§ **Exercise material**
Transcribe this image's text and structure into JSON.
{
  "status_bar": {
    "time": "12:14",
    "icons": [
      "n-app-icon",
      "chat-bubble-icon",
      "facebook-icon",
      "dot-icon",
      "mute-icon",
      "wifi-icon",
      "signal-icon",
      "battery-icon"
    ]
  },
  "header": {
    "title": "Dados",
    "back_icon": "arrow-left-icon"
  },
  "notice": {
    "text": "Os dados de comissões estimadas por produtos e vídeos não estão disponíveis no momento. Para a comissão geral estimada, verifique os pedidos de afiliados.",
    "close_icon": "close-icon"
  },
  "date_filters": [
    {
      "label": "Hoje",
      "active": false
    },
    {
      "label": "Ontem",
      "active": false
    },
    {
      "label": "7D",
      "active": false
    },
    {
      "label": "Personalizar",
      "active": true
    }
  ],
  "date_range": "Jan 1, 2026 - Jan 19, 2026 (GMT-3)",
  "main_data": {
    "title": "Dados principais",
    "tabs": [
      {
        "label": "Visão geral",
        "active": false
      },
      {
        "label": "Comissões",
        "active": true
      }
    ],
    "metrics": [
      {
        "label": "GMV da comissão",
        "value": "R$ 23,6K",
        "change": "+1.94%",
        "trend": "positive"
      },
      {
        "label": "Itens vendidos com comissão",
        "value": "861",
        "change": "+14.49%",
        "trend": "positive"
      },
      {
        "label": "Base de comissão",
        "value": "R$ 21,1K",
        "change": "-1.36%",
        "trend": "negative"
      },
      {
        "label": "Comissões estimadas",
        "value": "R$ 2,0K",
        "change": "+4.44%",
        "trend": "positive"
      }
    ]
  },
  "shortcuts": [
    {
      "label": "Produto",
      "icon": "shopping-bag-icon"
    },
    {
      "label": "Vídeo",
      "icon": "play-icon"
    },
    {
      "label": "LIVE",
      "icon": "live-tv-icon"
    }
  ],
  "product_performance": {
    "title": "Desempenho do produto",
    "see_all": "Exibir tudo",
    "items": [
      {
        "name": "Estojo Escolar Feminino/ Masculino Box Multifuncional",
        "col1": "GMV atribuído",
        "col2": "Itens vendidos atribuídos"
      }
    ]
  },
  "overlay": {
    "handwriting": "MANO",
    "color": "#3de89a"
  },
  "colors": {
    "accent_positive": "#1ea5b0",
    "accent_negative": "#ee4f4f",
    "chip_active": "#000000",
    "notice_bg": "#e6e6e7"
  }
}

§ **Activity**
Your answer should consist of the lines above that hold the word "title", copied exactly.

§ **Expected output**
    "title": "Dados",
    "title": "Dados principais",
    "title": "Desempenho do produto",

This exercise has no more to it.